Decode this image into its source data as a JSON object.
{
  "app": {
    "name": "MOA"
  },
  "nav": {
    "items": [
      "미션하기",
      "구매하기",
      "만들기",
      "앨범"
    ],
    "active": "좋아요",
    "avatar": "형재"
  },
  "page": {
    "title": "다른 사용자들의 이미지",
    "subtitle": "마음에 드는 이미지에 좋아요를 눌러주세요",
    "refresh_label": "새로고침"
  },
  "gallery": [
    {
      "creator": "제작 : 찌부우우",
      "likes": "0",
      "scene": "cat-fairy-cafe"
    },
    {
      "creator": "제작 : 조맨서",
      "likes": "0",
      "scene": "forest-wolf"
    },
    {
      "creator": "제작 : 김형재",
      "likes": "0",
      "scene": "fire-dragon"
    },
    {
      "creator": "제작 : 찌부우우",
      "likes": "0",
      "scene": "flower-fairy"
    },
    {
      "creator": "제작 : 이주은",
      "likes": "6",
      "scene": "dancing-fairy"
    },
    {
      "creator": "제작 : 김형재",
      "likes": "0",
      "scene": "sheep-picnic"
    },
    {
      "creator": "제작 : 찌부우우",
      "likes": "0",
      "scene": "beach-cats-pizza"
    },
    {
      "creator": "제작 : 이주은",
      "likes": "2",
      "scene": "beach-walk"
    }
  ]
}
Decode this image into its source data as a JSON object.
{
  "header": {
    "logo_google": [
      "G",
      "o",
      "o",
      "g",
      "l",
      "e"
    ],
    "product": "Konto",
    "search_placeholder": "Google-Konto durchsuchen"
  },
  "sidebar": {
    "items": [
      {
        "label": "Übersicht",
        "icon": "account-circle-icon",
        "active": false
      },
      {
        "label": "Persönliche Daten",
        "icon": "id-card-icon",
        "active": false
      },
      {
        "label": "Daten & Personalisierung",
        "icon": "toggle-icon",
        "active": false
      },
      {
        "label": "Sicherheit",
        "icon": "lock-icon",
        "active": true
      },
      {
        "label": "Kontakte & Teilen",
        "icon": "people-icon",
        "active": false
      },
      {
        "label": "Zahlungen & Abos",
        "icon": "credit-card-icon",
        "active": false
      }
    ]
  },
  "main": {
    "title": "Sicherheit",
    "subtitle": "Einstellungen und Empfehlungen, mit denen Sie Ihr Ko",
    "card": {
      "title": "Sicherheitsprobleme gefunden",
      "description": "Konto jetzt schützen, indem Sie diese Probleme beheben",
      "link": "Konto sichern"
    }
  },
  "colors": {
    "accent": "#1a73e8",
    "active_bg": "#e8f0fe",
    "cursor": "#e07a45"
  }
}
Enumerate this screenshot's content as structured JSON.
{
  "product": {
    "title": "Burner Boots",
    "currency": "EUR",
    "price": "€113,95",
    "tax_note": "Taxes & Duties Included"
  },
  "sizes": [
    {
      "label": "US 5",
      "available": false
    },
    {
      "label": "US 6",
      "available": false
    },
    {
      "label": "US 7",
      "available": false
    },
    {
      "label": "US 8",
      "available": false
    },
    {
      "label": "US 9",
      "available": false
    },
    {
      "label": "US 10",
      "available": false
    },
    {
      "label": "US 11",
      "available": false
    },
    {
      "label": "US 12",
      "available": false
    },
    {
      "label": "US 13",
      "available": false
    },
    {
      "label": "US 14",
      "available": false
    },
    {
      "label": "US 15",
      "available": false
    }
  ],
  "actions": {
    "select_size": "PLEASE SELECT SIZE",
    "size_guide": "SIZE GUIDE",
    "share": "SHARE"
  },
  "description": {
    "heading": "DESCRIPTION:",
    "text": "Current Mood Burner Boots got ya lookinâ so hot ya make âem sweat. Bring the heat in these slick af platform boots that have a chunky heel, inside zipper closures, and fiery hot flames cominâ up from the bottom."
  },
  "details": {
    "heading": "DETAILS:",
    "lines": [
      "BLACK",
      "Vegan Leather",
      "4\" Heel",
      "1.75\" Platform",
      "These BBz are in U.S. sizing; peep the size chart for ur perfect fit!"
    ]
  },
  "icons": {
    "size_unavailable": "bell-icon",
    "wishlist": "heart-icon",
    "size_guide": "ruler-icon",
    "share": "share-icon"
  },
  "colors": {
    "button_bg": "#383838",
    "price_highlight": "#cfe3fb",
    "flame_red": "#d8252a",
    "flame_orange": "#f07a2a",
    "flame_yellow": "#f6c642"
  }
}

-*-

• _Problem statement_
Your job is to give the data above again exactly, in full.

• _Your solution_
Decode this image into its source data as a JSON object.
{
  "app": {
    "name": "MOA"
  },
  "nav": {
    "items": [
      "미션하기",
      "구매하기",
      "만들기",
      "앨범"
    ],
    "active": "좋아요",
    "avatar": "형재"
  },
  "page": {
    "title": "다른 사용자들의 이미지",
    "subtitle": "마음에 드는 이미지에 좋아요를 눌러주세요",
    "refresh_label": "새로고침"
  },
  "gallery": [
    {
      "creator": "제작 : 찌부우우",
      "likes": "0",
      "scene": "cat-fairy-cafe"
    },
    {
      "creator": "제작 : 조맨서",
      "likes": "0",
      "scene": "forest-wolf"
    },
    {
      "creator": "제작 : 김형재",
      "likes": "0",
      "scene": "fire-dragon"
    },
    {
      "creator": "제작 : 찌부우우",
      "likes": "0",
      "scene": "flower-fairy"
    },
    {
      "creator": "제작 : 이주은",
      "likes": "6",
      "scene": "dancing-fairy"
    },
    {
      "creator": "제작 : 김형재",
      "likes": "0",
      "scene": "sheep-picnic"
    },
    {
      "creator": "제작 : 찌부우우",
      "likes": "0",
      "scene": "beach-cats-pizza"
    },
    {
      "creator": "제작 : 이주은",
      "likes": "2",
      "scene": "beach-walk"
    }
  ]
}
Decode this image into its source data as a JSON object.
{
  "header": {
    "logo_google": [
      "G",
      "o",
      "o",
      "g",
      "l",
      "e"
    ],
    "product": "Konto",
    "search_placeholder": "Google-Konto durchsuchen"
  },
  "sidebar": {
    "items": [
      {
        "label": "Übersicht",
        "icon": "account-circle-icon",
        "active": false
      },
      {
        "label": "Persönliche Daten",
        "icon": "id-card-icon",
        "active": false
      },
      {
        "label": "Daten & Personalisierung",
        "icon": "toggle-icon",
        "active": false
      },
      {
        "label": "Sicherheit",
        "icon": "lock-icon",
        "active": true
      },
      {
        "label": "Kontakte & Teilen",
        "icon": "people-icon",
        "active": false
      },
      {
        "label": "Zahlungen & Abos",
        "icon": "credit-card-icon",
        "active": false
      }
    ]
  },
  "main": {
    "title": "Sicherheit",
    "subtitle": "Einstellungen und Empfehlungen, mit denen Sie Ihr Ko",
    "card": {
      "title": "Sicherheitsprobleme gefunden",
      "description": "Konto jetzt schützen, indem Sie diese Probleme beheben",
      "link": "Konto sichern"
    }
  },
  "colors": {
    "accent": "#1a73e8",
    "active_bg": "#e8f0fe",
    "cursor": "#e07a45"
  }
}
Enumerate this screenshot's content as structured JSON.
{
  "product": {
    "title": "Burner Boots",
    "currency": "EUR",
    "price": "€113,95",
    "tax_note": "Taxes & Duties Included"
  },
  "sizes": [
    {
      "label": "US 5",
      "available": false
    },
    {
      "label": "US 6",
      "available": false
    },
    {
      "label": "US 7",
      "available": false
    },
    {
      "label": "US 8",
      "available": false
    },
    {
      "label": "US 9",
      "available": false
    },
    {
      "label": "US 10",
      "available": false
    },
    {
      "label": "US 11",
      "available": false
    },
    {
      "label": "US 12",
      "available": false
    },
    {
      "label": "US 13",
      "available": false
    },
    {
      "label": "US 14",
      "available": false
    },
    {
      "label": "US 15",
      "available": false
    }
  ],
  "actions": {
    "select_size": "PLEASE SELECT SIZE",
    "size_guide": "SIZE GUIDE",
    "share": "SHARE"
  },
  "description": {
    "heading": "DESCRIPTION:",
    "text": "Current Mood Burner Boots got ya lookinâ so hot ya make âem sweat. Bring the heat in these slick af platform boots that have a chunky heel, inside zipper closures, and fiery hot flames cominâ up from the bottom."
  },
  "details": {
    "heading": "DETAILS:",
    "lines": [
      "BLACK",
      "Vegan Leather",
      "4\" Heel",
      "1.75\" Platform",
      "These BBz are in U.S. sizing; peep the size chart for ur perfect fit!"
    ]
  },
  "icons": {
    "size_unavailable": "bell-icon",
    "wishlist": "heart-icon",
    "size_guide": "ruler-icon",
    "share": "share-icon"
  },
  "colors": {
    "button_bg": "#383838",
    "price_highlight": "#cfe3fb",
    "flame_red": "#d8252a",
    "flame_orange": "#f07a2a",
    "flame_yellow": "#f6c642"
  }
}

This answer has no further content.